··· Extracted records
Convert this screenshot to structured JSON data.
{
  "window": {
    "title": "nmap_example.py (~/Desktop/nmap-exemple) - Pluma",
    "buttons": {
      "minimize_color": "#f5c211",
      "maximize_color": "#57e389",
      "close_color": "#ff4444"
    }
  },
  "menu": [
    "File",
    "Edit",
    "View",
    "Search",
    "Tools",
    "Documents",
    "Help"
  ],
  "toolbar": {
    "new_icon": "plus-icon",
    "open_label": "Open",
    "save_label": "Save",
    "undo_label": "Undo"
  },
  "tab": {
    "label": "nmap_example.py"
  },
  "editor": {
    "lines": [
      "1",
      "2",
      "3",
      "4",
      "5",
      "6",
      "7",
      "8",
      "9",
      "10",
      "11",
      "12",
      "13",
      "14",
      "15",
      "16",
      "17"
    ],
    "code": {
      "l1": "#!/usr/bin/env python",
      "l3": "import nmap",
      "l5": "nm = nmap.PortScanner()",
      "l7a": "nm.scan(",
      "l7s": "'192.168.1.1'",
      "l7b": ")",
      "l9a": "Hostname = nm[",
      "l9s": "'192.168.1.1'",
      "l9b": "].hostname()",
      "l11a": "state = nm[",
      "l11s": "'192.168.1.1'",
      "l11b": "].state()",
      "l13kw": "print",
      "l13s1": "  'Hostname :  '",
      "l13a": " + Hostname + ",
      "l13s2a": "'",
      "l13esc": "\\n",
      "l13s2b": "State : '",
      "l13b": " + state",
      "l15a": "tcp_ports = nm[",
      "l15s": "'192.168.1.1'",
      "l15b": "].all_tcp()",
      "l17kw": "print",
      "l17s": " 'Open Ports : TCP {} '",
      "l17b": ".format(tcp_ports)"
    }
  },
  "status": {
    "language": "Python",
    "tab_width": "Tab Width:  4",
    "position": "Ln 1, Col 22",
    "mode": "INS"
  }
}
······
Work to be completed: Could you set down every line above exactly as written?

Exercise solution:
Convert this screenshot to structured JSON data.
{
  "window": {
    "title": "nmap_example.py (~/Desktop/nmap-exemple) - Pluma",
    "buttons": {
      "minimize_color": "#f5c211",
      "maximize_color": "#57e389",
      "close_color": "#ff4444"
    }
  },
  "menu": [
    "File",
    "Edit",
    "View",
    "Search",
    "Tools",
    "Documents",
    "Help"
  ],
  "toolbar": {
    "new_icon": "plus-icon",
    "open_label": "Open",
    "save_label": "Save",
    "undo_label": "Undo"
  },
  "tab": {
    "label": "nmap_example.py"
  },
  "editor": {
    "lines": [
      "1",
      "2",
      "3",
      "4",
      "5",
      "6",
      "7",
      "8",
      "9",
      "10",
      "11",
      "12",
      "13",
      "14",
      "15",
      "16",
      "17"
    ],
    "code": {
      "l1": "#!/usr/bin/env python",
      "l3": "import nmap",
      "l5": "nm = nmap.PortScanner()",
      "l7a": "nm.scan(",
      "l7s": "'192.168.1.1'",
      "l7b": ")",
      "l9a": "Hostname = nm[",
      "l9s": "'192.168.1.1'",
      "l9b": "].hostname()",
      "l11a": "state = nm[",
      "l11s": "'192.168.1.1'",
      "l11b": "].state()",
      "l13kw": "print",
      "l13s1": "  'Hostname :  '",
      "l13a": " + Hostname + ",
      "l13s2a": "'",
      "l13esc": "\\n",
      "l13s2b": "State : '",
      "l13b": " + state",
      "l15a": "tcp_ports = nm[",
      "l15s": "'192.168.1.1'",
      "l15b": "].all_tcp()",
      "l17kw": "print",
      "l17s": " 'Open Ports : TCP {} '",
      "l17b": ".format(tcp_ports)"
    }
  },
  "status": {
    "language": "Python",
    "tab_width": "Tab Width:  4",
    "position": "Ln 1, Col 22",
    "mode": "INS"
  }
}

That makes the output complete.